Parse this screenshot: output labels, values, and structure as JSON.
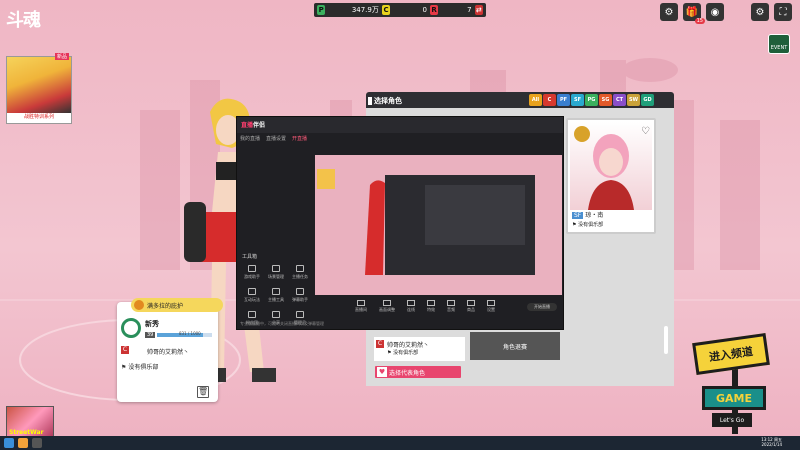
{
  "top": {
    "logo": "斗魂",
    "currency": {
      "p_label": "P",
      "p_value": "347.9万",
      "c_label": "C",
      "c_value": "0",
      "r_label": "R",
      "r_value": "7"
    },
    "badge_count": "15",
    "event_label": "EVENT"
  },
  "avatar": {
    "tag": "新品",
    "name": "战胜特训系列"
  },
  "info_card": {
    "header": "满多拉的庇护",
    "rank_name": "新秀",
    "level": "39",
    "exp": "831 / 1000",
    "exp_fraction": 0.83,
    "title": "帅哥的艾莉然丶",
    "club": "没有俱乐部"
  },
  "bottom_left": {
    "banner_text": "StreetWar"
  },
  "panel": {
    "title": "选择角色",
    "filters": [
      {
        "label": "All",
        "color": "#e8a21e"
      },
      {
        "label": "C",
        "color": "#d6392f"
      },
      {
        "label": "PF",
        "color": "#3a7fcf"
      },
      {
        "label": "SF",
        "color": "#2aa9cf"
      },
      {
        "label": "PG",
        "color": "#3bb05e"
      },
      {
        "label": "SG",
        "color": "#e35a2a"
      },
      {
        "label": "CT",
        "color": "#8a4fc9"
      },
      {
        "label": "SW",
        "color": "#c9a23a"
      },
      {
        "label": "GD",
        "color": "#1f9f7a"
      }
    ],
    "selected": {
      "badge": "SF",
      "name": "琼・南",
      "club": "没有俱乐部"
    },
    "card_left": {
      "tag": "C",
      "title": "帅哥的艾莉然丶",
      "club": "没有俱乐部"
    },
    "card_right": "角色退赛",
    "select_button": "选择代表角色"
  },
  "stream": {
    "logo_a": "直播",
    "logo_b": "伴侣",
    "tabs": [
      "我的直播",
      "直播设置",
      "开直播"
    ],
    "active_tab": 2,
    "tool_title": "工具箱",
    "tools": [
      "游戏助手",
      "场景管理",
      "主播任务",
      "互动玩法",
      "主播工具",
      "弹幕助手",
      "粉丝团",
      "分享",
      "管理员"
    ],
    "toolbar": [
      "直播间",
      "画面调整",
      "连线",
      "特效",
      "音频",
      "商品",
      "设置"
    ],
    "footer": "专业版直播中，可随时关闭直播间以及弹幕管理",
    "mini_button": "开始直播"
  },
  "sign": {
    "enter": "进入频道",
    "game": "GAME",
    "go": "Let's Go"
  },
  "taskbar": {
    "time": "13:12 周五",
    "date": "2022/1/14"
  }
}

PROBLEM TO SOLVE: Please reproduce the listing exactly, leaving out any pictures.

TASK ANSWER:
Parse this screenshot: output labels, values, and structure as JSON.
{
  "top": {
    "logo": "斗魂",
    "currency": {
      "p_label": "P",
      "p_value": "347.9万",
      "c_label": "C",
      "c_value": "0",
      "r_label": "R",
      "r_value": "7"
    },
    "badge_count": "15",
    "event_label": "EVENT"
  },
  "avatar": {
    "tag": "新品",
    "name": "战胜特训系列"
  },
  "info_card": {
    "header": "满多拉的庇护",
    "rank_name": "新秀",
    "level": "39",
    "exp": "831 / 1000",
    "exp_fraction": 0.83,
    "title": "帅哥的艾莉然丶",
    "club": "没有俱乐部"
  },
  "bottom_left": {
    "banner_text": "StreetWar"
  },
  "panel": {
    "title": "选择角色",
    "filters": [
      {
        "label": "All",
        "color": "#e8a21e"
      },
      {
        "label": "C",
        "color": "#d6392f"
      },
      {
        "label": "PF",
        "color": "#3a7fcf"
      },
      {
        "label": "SF",
        "color": "#2aa9cf"
      },
      {
        "label": "PG",
        "color": "#3bb05e"
      },
      {
        "label": "SG",
        "color": "#e35a2a"
      },
      {
        "label": "CT",
        "color": "#8a4fc9"
      },
      {
        "label": "SW",
        "color": "#c9a23a"
      },
      {
        "label": "GD",
        "color": "#1f9f7a"
      }
    ],
    "selected": {
      "badge": "SF",
      "name": "琼・南",
      "club": "没有俱乐部"
    },
    "card_left": {
      "tag": "C",
      "title": "帅哥的艾莉然丶",
      "club": "没有俱乐部"
    },
    "card_right": "角色退赛",
    "select_button": "选择代表角色"
  },
  "stream": {
    "logo_a": "直播",
    "logo_b": "伴侣",
    "tabs": [
      "我的直播",
      "直播设置",
      "开直播"
    ],
    "active_tab": 2,
    "tool_title": "工具箱",
    "tools": [
      "游戏助手",
      "场景管理",
      "主播任务",
      "互动玩法",
      "主播工具",
      "弹幕助手",
      "粉丝团",
      "分享",
      "管理员"
    ],
    "toolbar": [
      "直播间",
      "画面调整",
      "连线",
      "特效",
      "音频",
      "商品",
      "设置"
    ],
    "footer": "专业版直播中，可随时关闭直播间以及弹幕管理",
    "mini_button": "开始直播"
  },
  "sign": {
    "enter": "进入频道",
    "game": "GAME",
    "go": "Let's Go"
  },
  "taskbar": {
    "time": "13:12 周五",
    "date": "2022/1/14"
  }
}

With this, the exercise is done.